Espresso Pump | Buffy the Vampire Slayer
Buffy was one of those quintessential girl power shows of the late 90s and early 2000s that was so fantastical that it was hard to relate to it in real ways. I mean, while teenage girls everywhere totally understood Buffy falling in love with a broody older dude with a hot body, none of us could truly relate to finding out the love of our lives was a vampire who could turn evil any time we decided to jump in bed. But hanging out in a coffee bar for some much-needed girl talk? That was 100% relatable.
Rear Window Brew | Pretty Little Liars
On the subject of girl talk over coffee, how about the stupidly named Rear Window Brew from Pretty Little Liars? I see that they were going for an Alfred Hitchcock pun with that name, but surely Rear Brew Window would have been a much joke? Whatever. One of many things we could debate if “The Brew” were only a real place we could get our java fix.
Cafe Nervosa | Frasier
Even though it’s a little upscale and seems to only ever feature uptight older folks, Cafe Nervosa is the quintessential “classic” coffee house. I mean, it’s in Seattle, home of Starbucks, and they seem to know every brew, no matter how crazy or pretentious it could be. Niles and Frasier, despite their uptight personalities and over the top dramatics seem like they’d be fun to have as part of a Saturday afternoon book club. And the cafe itself seems like a nice enough joint to relax in or top up your caffeine addiction.

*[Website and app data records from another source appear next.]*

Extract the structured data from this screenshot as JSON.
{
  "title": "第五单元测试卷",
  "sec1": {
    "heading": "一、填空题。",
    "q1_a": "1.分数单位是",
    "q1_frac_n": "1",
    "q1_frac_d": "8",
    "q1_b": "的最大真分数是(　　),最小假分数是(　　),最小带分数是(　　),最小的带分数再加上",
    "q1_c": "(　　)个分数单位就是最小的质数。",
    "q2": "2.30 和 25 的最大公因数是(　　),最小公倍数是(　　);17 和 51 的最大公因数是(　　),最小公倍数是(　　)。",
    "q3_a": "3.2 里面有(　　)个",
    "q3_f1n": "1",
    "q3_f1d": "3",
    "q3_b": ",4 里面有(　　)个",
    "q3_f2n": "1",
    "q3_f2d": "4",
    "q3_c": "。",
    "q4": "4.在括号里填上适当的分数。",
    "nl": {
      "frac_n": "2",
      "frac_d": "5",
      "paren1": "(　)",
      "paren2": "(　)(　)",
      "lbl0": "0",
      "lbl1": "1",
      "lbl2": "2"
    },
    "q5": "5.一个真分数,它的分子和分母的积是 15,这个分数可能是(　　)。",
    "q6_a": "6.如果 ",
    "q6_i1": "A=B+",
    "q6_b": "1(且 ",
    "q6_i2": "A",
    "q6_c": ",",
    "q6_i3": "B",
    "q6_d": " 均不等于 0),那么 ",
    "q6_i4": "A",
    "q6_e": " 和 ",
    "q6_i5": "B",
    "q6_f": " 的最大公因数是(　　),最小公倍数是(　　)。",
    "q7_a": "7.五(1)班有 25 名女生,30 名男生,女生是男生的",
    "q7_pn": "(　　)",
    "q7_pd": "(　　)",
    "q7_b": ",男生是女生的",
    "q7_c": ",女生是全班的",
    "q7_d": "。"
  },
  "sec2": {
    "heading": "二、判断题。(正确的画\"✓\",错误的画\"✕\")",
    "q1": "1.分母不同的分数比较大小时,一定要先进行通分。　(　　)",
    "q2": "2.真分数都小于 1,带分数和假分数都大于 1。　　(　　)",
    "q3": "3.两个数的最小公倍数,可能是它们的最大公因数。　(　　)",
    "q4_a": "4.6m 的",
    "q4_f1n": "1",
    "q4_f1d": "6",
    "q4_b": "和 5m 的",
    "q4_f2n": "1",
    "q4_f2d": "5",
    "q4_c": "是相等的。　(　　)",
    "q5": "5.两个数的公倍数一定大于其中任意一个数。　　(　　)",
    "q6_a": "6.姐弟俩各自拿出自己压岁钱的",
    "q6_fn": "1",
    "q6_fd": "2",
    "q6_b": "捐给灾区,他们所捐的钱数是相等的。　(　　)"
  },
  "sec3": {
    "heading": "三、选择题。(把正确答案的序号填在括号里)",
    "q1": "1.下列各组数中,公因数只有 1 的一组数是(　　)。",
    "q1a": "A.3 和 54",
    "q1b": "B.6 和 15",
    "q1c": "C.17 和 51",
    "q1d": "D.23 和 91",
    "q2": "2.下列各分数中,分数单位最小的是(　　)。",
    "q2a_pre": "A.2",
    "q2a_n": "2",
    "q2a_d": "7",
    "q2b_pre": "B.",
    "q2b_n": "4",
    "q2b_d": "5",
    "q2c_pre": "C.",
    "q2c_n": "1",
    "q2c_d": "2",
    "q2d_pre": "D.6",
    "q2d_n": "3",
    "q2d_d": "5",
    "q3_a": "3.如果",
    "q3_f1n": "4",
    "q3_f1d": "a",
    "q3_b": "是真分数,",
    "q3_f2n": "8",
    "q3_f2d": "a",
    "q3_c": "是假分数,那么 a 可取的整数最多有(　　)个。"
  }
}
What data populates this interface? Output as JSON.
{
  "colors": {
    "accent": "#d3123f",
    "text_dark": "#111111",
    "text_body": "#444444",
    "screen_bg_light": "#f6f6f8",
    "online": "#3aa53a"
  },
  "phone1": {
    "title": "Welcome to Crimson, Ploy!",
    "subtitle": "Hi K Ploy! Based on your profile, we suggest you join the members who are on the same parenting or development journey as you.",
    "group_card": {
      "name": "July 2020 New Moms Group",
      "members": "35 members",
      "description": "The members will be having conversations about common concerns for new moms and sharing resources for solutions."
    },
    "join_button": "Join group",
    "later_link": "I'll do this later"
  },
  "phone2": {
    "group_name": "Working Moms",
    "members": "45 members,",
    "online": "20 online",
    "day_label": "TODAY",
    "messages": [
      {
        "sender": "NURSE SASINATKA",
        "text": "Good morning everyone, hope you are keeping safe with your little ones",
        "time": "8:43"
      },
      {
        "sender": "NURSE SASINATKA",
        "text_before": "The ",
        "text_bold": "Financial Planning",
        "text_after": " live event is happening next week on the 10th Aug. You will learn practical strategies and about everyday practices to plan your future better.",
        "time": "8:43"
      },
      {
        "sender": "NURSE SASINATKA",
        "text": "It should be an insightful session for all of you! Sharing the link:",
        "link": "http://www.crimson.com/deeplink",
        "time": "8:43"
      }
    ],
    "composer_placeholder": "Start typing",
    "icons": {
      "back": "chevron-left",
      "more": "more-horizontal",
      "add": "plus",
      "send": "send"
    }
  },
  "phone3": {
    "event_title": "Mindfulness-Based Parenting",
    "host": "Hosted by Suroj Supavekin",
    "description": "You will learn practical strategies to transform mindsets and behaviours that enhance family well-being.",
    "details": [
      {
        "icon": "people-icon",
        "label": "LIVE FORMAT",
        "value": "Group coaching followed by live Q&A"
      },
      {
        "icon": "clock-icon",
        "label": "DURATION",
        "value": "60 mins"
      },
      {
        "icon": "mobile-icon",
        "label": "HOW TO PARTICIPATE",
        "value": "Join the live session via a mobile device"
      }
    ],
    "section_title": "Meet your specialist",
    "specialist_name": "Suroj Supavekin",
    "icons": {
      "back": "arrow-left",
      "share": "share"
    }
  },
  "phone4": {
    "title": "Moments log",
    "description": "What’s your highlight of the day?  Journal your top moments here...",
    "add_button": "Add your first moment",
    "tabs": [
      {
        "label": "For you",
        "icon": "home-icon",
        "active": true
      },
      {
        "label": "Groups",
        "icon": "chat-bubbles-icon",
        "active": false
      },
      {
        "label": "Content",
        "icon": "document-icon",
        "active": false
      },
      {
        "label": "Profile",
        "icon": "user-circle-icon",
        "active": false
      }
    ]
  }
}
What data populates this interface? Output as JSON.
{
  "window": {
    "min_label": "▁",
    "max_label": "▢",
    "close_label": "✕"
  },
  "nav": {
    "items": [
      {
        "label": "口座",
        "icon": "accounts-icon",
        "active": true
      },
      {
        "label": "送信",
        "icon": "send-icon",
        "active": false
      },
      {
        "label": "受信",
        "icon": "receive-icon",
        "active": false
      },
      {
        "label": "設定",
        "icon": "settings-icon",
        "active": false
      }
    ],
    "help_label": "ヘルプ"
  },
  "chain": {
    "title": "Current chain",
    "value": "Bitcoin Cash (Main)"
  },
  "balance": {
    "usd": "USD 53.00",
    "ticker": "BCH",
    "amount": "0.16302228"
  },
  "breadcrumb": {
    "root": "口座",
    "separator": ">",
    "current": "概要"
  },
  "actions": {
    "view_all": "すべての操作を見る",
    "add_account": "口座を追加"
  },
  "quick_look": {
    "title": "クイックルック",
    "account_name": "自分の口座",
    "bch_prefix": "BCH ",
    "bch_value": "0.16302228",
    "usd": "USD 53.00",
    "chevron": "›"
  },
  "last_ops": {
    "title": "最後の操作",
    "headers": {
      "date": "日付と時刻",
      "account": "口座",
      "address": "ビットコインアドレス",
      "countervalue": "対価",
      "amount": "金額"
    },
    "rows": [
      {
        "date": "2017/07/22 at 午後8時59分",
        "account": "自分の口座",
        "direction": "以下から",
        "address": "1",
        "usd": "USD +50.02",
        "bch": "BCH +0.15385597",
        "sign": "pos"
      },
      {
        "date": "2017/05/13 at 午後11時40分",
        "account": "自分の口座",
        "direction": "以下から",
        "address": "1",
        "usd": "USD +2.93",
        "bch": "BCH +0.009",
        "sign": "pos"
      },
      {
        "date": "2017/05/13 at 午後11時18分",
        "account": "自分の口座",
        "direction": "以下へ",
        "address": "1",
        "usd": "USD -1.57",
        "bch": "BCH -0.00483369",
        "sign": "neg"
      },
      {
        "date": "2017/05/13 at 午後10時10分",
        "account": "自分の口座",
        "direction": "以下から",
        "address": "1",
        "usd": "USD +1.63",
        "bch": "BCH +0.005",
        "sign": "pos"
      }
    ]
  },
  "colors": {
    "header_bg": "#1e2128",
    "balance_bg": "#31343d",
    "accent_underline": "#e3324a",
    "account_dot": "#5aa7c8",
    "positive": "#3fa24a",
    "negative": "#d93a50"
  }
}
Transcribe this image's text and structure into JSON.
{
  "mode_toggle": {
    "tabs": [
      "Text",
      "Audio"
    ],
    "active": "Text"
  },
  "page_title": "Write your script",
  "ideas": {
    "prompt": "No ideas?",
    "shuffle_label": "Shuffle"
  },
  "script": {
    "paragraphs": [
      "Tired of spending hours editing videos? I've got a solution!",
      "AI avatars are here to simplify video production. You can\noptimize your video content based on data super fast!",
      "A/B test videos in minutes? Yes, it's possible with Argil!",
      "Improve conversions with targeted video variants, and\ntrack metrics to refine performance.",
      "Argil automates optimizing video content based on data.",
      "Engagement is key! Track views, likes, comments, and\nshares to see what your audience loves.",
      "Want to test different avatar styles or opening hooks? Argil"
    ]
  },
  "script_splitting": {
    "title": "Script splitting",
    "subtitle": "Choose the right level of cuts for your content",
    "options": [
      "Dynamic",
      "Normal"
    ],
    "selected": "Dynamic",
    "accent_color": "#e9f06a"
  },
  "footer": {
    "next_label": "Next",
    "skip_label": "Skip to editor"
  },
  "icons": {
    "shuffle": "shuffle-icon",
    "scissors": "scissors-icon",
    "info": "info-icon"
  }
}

Luke’s Diner | Gilmore Girls
Okay, you just knew this would be the last one on the list, didn’t you? No discussion of fictional coffee houses could go without mentioning the one that got moms and daughters all over the world interested in their relationships again. Rory and Lorelai are basically our personal role models, and if we want to learn to speak half as fast, we’re going to need all the coffee we can get. It’s true that Luke’s isn’t just a coffee shop, though. It’s a full service restaurant that just happens to be known for the best coffee in town – an amazing feat when you realize that Luke, himself, doesn’t even drink the stuff. Perhaps the secret ingredient is sawdust, considering Luke’s was converted to a diner from a hardware store. More likely is that coffee just tastes better when made and served by a grizzled middle-aged man in flannel and a ball cap. Especially when you have the rapport Lorelai and Luke built up over twenty years of hardcore flirtation.
Any of these establishments could certainly have my business if they were real. But I think I’d get the most satisfaction in taking my four kids (including my breastfeeding infant) to Luke’s, as I know how much it would annoy the owner.
Which would you choose?
Katie Reed is a passionate writer and mother of four vivacious boys from Salt Lake City, Utah. Drawing from her own journey through TTC, pregnancy, and the joys of raising children, she offers a wealth of insight into the world of motherhood. Beyond her heartfelt tales, Katie delights her readers with family-friendly recipes, engaging crafts, and a curated library of printables for both kids and adults. When she’s not penning her experiences, you’ll find her crafting memories with her husband and sons—Dexter, Daniel, Chester, and Wilder.